I laid in my dad’s arms and I sobbed because no one helped Hannah Baker. My dad held me in his lap and I pulled away. Anna is going to kill herself.
In retrospect, I would have expected my dad to hesitate, to not want to believe me. But he didn’t. He kissed me on the forehead and stood to leave. I could hear the hard steps he took as he hurried down the stairs to our living room. I didn’t hear him dial numbers or the phone ring on the other end. But I knew for some reason everything would be ok.
Anna’s mom answered, annoyed, tired, and still working late into the night. She hadn’t seen Anna since the afternoon when she got home from school and went to hide out in her room.
Kill herself? No, not her Anna. Please, my dad said. Go check on her. Anna was making a loop with one of her dad’s belts when her mom threw the door to her room open. On the floor next to her were three letters. Mom. Dad. Aaryn.
To this day, I have never read the letter Anna wrote for me in what she thought would be her final minutes. I do, however, have all of the notes she wrote me in the weeks after she was rushed to the psychiatric hospital. I keep them all in the front cover of my tattered copy of Thirteen Reasons Why.

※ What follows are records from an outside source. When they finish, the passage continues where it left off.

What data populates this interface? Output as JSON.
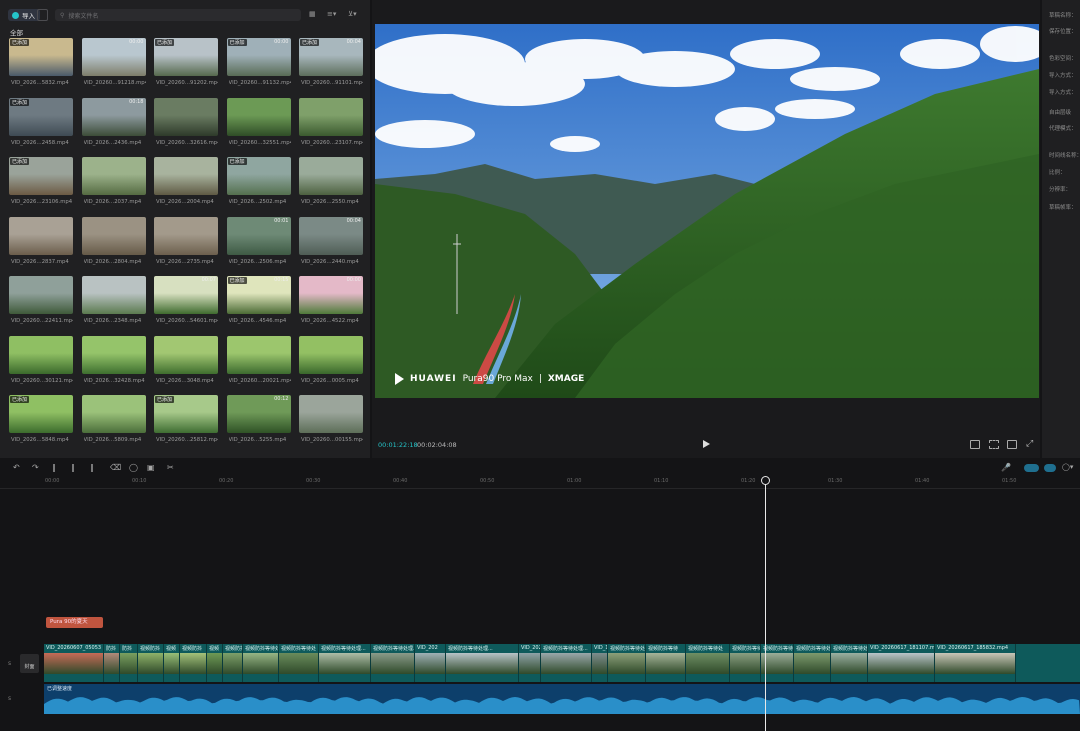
{
  "media": {
    "import_label": "导入",
    "search_placeholder": "搜索文件名",
    "all_label": "全部",
    "items": [
      {
        "name": "VID_2026…5832.mp4",
        "added": "已添加",
        "dur": "",
        "c": [
          "#c9b98e",
          "#4a5a6a"
        ]
      },
      {
        "name": "VID_20260…91218.mp4",
        "added": "",
        "dur": "00:00",
        "c": [
          "#b9c7cf",
          "#7d7d6a"
        ]
      },
      {
        "name": "VID_20260…91202.mp4",
        "added": "已添加",
        "dur": "",
        "c": [
          "#b8c2c8",
          "#56694d"
        ]
      },
      {
        "name": "VID_20260…91132.mp4",
        "added": "已添加",
        "dur": "00:00",
        "c": [
          "#9fb0b8",
          "#586b55"
        ]
      },
      {
        "name": "VID_20260…91101.mp4",
        "added": "已添加",
        "dur": "00:04",
        "c": [
          "#a8b7bd",
          "#5d6e5c"
        ]
      },
      {
        "name": "VID_2026…2458.mp4",
        "added": "已添加",
        "dur": "",
        "c": [
          "#6e7a82",
          "#3f4b54"
        ]
      },
      {
        "name": "VID_2026…2436.mp4",
        "added": "",
        "dur": "00:18",
        "c": [
          "#8d9a9f",
          "#3c4c38"
        ]
      },
      {
        "name": "VID_20260…32616.mp4",
        "added": "",
        "dur": "",
        "c": [
          "#6a7c62",
          "#2e3a2a"
        ]
      },
      {
        "name": "VID_20260…32551.mp4",
        "added": "",
        "dur": "",
        "c": [
          "#6c9a55",
          "#2f4d27"
        ]
      },
      {
        "name": "VID_20260…23107.mp4",
        "added": "",
        "dur": "",
        "c": [
          "#7fa06a",
          "#3b5a2f"
        ]
      },
      {
        "name": "VID_2026…23106.mp4",
        "added": "已添加",
        "dur": "",
        "c": [
          "#9aa39a",
          "#6c5a44"
        ]
      },
      {
        "name": "VID_2026…2037.mp4",
        "added": "",
        "dur": "",
        "c": [
          "#9cb28b",
          "#556b42"
        ]
      },
      {
        "name": "VID_2026…2004.mp4",
        "added": "",
        "dur": "",
        "c": [
          "#a8b39e",
          "#5f5a44"
        ]
      },
      {
        "name": "VID_2026…2502.mp4",
        "added": "已添加",
        "dur": "",
        "c": [
          "#8fa6a0",
          "#54704e"
        ]
      },
      {
        "name": "VID_2026…2550.mp4",
        "added": "",
        "dur": "",
        "c": [
          "#9aab9a",
          "#4d6140"
        ]
      },
      {
        "name": "VID_2026…2837.mp4",
        "added": "",
        "dur": "",
        "c": [
          "#a9a195",
          "#6b5d4b"
        ]
      },
      {
        "name": "VID_2026…2804.mp4",
        "added": "",
        "dur": "",
        "c": [
          "#9b9283",
          "#665a48"
        ]
      },
      {
        "name": "VID_2026…2735.mp4",
        "added": "",
        "dur": "",
        "c": [
          "#a39a8b",
          "#6c5f4d"
        ]
      },
      {
        "name": "VID_2026…2506.mp4",
        "added": "",
        "dur": "00:01",
        "c": [
          "#6e8a76",
          "#3e5a44"
        ]
      },
      {
        "name": "VID_2026…2440.mp4",
        "added": "",
        "dur": "00:04",
        "c": [
          "#7b8a86",
          "#4f5d55"
        ]
      },
      {
        "name": "VID_20260…22411.mp4",
        "added": "",
        "dur": "",
        "c": [
          "#8fa09a",
          "#3f5a3a"
        ]
      },
      {
        "name": "VID_2026…2348.mp4",
        "added": "",
        "dur": "",
        "c": [
          "#b9c2c2",
          "#5b7a4f"
        ]
      },
      {
        "name": "VID_20260…54601.mp4",
        "added": "",
        "dur": "00:07",
        "c": [
          "#d7e0c0",
          "#3f6b2e"
        ]
      },
      {
        "name": "VID_2026…4546.mp4",
        "added": "已添加",
        "dur": "00:15",
        "c": [
          "#dfe5bc",
          "#4b6b35"
        ]
      },
      {
        "name": "VID_2026…4522.mp4",
        "added": "",
        "dur": "00:00",
        "c": [
          "#e4b9c8",
          "#4f7a3a"
        ]
      },
      {
        "name": "VID_20260…30121.mp4",
        "added": "",
        "dur": "",
        "c": [
          "#8fbf63",
          "#3b6a2c"
        ]
      },
      {
        "name": "VID_2026…32428.mp4",
        "added": "",
        "dur": "",
        "c": [
          "#95c46a",
          "#3e6f2f"
        ]
      },
      {
        "name": "VID_2026…3048.mp4",
        "added": "",
        "dur": "",
        "c": [
          "#a2c772",
          "#3f6e2e"
        ]
      },
      {
        "name": "VID_20260…20021.mp4",
        "added": "",
        "dur": "",
        "c": [
          "#9cc66d",
          "#3d6b2f"
        ]
      },
      {
        "name": "VID_2026…0005.mp4",
        "added": "",
        "dur": "",
        "c": [
          "#93c063",
          "#3a682c"
        ]
      },
      {
        "name": "VID_2026…5848.mp4",
        "added": "已添加",
        "dur": "",
        "c": [
          "#8fc063",
          "#3c6c2d"
        ]
      },
      {
        "name": "VID_2026…5809.mp4",
        "added": "",
        "dur": "",
        "c": [
          "#9bc27a",
          "#4b6e3a"
        ]
      },
      {
        "name": "VID_20260…25812.mp4",
        "added": "已添加",
        "dur": "",
        "c": [
          "#a7c98a",
          "#3f6d32"
        ]
      },
      {
        "name": "VID_2026…5255.mp4",
        "added": "",
        "dur": "00:12",
        "c": [
          "#6f9a58",
          "#2f5226"
        ]
      },
      {
        "name": "VID_20260…00155.mp4",
        "added": "",
        "dur": "",
        "c": [
          "#9ba59b",
          "#5d6e58"
        ]
      }
    ]
  },
  "preview": {
    "watermark_brand": "HUAWEI",
    "watermark_model": "Pura90 Pro Max",
    "watermark_tag": "XMAGE",
    "current_time": "00:01:22:18",
    "total_time": "00:02:04:08"
  },
  "props": {
    "labels": [
      "草稿名称：",
      "保存位置：",
      "色彩空间：",
      "导入方式：",
      "导入方式：",
      "自由层级",
      "代理模式：",
      "时间线名称：",
      "比例：",
      "分辨率：",
      "草稿帧率："
    ]
  },
  "timeline": {
    "ticks": [
      "00:00",
      "00:10",
      "00:20",
      "00:30",
      "00:40",
      "00:50",
      "01:00",
      "01:10",
      "01:20",
      "01:30",
      "01:40",
      "01:50"
    ],
    "text_clip": "Pura 90的夏天",
    "cover_label": "封面",
    "audio_label": "已调整速度",
    "segments": [
      {
        "lbl": "VID_20260607_05053",
        "w": 60,
        "c": "#c66b57"
      },
      {
        "lbl": "防抖",
        "w": 16,
        "c": "#b18a7a"
      },
      {
        "lbl": "防抖",
        "w": 18,
        "c": "#7aa060"
      },
      {
        "lbl": "视频防抖",
        "w": 26,
        "c": "#8fb36a"
      },
      {
        "lbl": "视频",
        "w": 16,
        "c": "#99bf78"
      },
      {
        "lbl": "视频防抖",
        "w": 27,
        "c": "#a4c27a"
      },
      {
        "lbl": "视频",
        "w": 16,
        "c": "#6e9a55"
      },
      {
        "lbl": "视频防抖",
        "w": 20,
        "c": "#7ea06a"
      },
      {
        "lbl": "视频防抖等待处",
        "w": 36,
        "c": "#97b686"
      },
      {
        "lbl": "视频防抖等待处",
        "w": 40,
        "c": "#6a8c5c"
      },
      {
        "lbl": "视频防抖等待处理...",
        "w": 52,
        "c": "#aebea8"
      },
      {
        "lbl": "视频防抖等待处理...",
        "w": 44,
        "c": "#8a9b8a"
      },
      {
        "lbl": "VID_202",
        "w": 31,
        "c": "#9fb1b6"
      },
      {
        "lbl": "视频防抖等待处理...",
        "w": 73,
        "c": "#b7c3c7"
      },
      {
        "lbl": "VID_202",
        "w": 22,
        "c": "#8fa3a8"
      },
      {
        "lbl": "视频防抖等待处理...",
        "w": 51,
        "c": "#9aa8ab"
      },
      {
        "lbl": "VID_1",
        "w": 16,
        "c": "#7e8d8e"
      },
      {
        "lbl": "视频防抖等待处",
        "w": 38,
        "c": "#8da07a"
      },
      {
        "lbl": "视频防抖等待",
        "w": 40,
        "c": "#a6b59a"
      },
      {
        "lbl": "视频防抖等待处",
        "w": 44,
        "c": "#6f8f64"
      },
      {
        "lbl": "视频防抖等待处",
        "w": 31,
        "c": "#8a9f82"
      },
      {
        "lbl": "视频防抖等待处",
        "w": 33,
        "c": "#9cae9a"
      },
      {
        "lbl": "视频防抖等待处",
        "w": 37,
        "c": "#7d9a6e"
      },
      {
        "lbl": "视频防抖等待处",
        "w": 37,
        "c": "#9bb0a2"
      },
      {
        "lbl": "VID_20260617_181107.mp",
        "w": 67,
        "c": "#bac5c9"
      },
      {
        "lbl": "VID_20260617_185832.mp4",
        "w": 81,
        "c": "#c9c6b8"
      }
    ]
  },
  "colors": {
    "accent": "#25c4c9",
    "text_clip": "#c0553f",
    "video_track": "#0e5a5b",
    "audio_track": "#0d3f6b"
  }
}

Thirteen Reasons Why has changed my life in so many ways. Most importantly, it saved my best friend’s life. But it has also inspired me to go back to school and pursue my lifelong dream of becoming a high school English teacher.
The knowledge, understanding and passion that I have gained from this book is unmatched. It has taught me to listen, but also to look, and not just to look, but to see. I listened to what Anna was saying, she was saying she was ok, and she was trying to look like she was ok, but I saw that she was not. I looked beyond what we both wanted to see, an unbreakable version of Anna, and I saw what I needed to see, the broken mess of a girl who was ready to take her own life. Without this book, I never would have known, and Anna may not be with us, inspiring us and pushing us in life today.
Thirteen Reasons Why has given me the eyes to work with adolescents. It has opened my eyes beyond my own experiences and shown me what pain and social injustice can do to a vulnerable teenager. I hope that in my career as an educator I am able to take what this book has taught me and I am able to play Mr. Porter’s part the right way. As an educator, I will be a vessel for this book, a means of transfer, a mode of communication, and a teacher of compassion and awareness as this book has been for me.